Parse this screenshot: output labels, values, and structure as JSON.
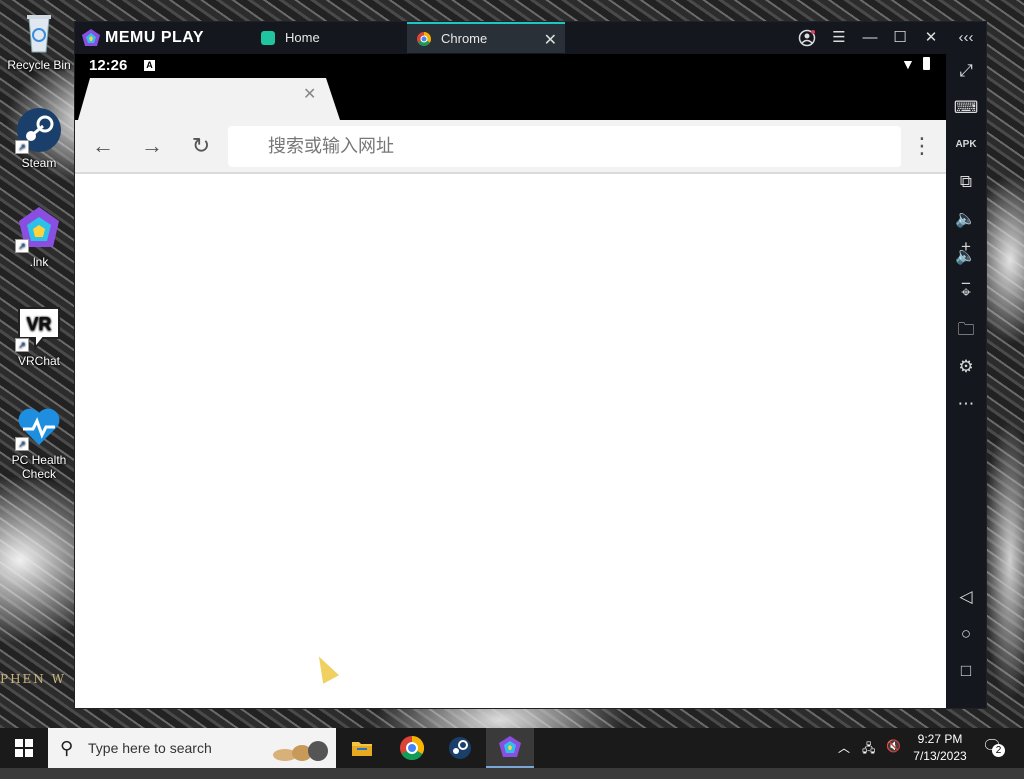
{
  "desktop": {
    "icons": [
      {
        "label": "Recycle Bin"
      },
      {
        "label": "Steam"
      },
      {
        "label": ".lnk"
      },
      {
        "label": "VRChat"
      },
      {
        "label": "PC Health Check"
      }
    ],
    "wallpaper_text": "PHEN W"
  },
  "memu": {
    "logo_text": "MEMU PLAY",
    "tabs": [
      {
        "label": "Home",
        "active": false
      },
      {
        "label": "Chrome",
        "active": true
      }
    ],
    "accent_color": "#20c5c5"
  },
  "android": {
    "status_time": "12:26",
    "chrome": {
      "omnibox_placeholder": "搜索或输入网址"
    }
  },
  "sidebar": {
    "buttons": [
      "fullscreen-icon",
      "keyboard-icon",
      "apk-icon",
      "multi-window-icon",
      "volume-up-icon",
      "volume-down-icon",
      "location-icon",
      "folder-icon",
      "settings-icon",
      "more-icon",
      "back-icon",
      "home-icon",
      "recents-icon"
    ],
    "apk_label": "APK"
  },
  "taskbar": {
    "search_placeholder": "Type here to search",
    "clock_time": "9:27 PM",
    "clock_date": "7/13/2023",
    "notification_count": "2"
  }
}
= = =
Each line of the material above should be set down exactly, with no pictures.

Parse this screenshot: output labels, values, and structure as JSON.
{
  "desktop": {
    "icons": [
      {
        "label": "Recycle Bin"
      },
      {
        "label": "Steam"
      },
      {
        "label": ".lnk"
      },
      {
        "label": "VRChat"
      },
      {
        "label": "PC Health Check"
      }
    ],
    "wallpaper_text": "PHEN W"
  },
  "memu": {
    "logo_text": "MEMU PLAY",
    "tabs": [
      {
        "label": "Home",
        "active": false
      },
      {
        "label": "Chrome",
        "active": true
      }
    ],
    "accent_color": "#20c5c5"
  },
  "android": {
    "status_time": "12:26",
    "chrome": {
      "omnibox_placeholder": "搜索或输入网址"
    }
  },
  "sidebar": {
    "buttons": [
      "fullscreen-icon",
      "keyboard-icon",
      "apk-icon",
      "multi-window-icon",
      "volume-up-icon",
      "volume-down-icon",
      "location-icon",
      "folder-icon",
      "settings-icon",
      "more-icon",
      "back-icon",
      "home-icon",
      "recents-icon"
    ],
    "apk_label": "APK"
  },
  "taskbar": {
    "search_placeholder": "Type here to search",
    "clock_time": "9:27 PM",
    "clock_date": "7/13/2023",
    "notification_count": "2"
  }
}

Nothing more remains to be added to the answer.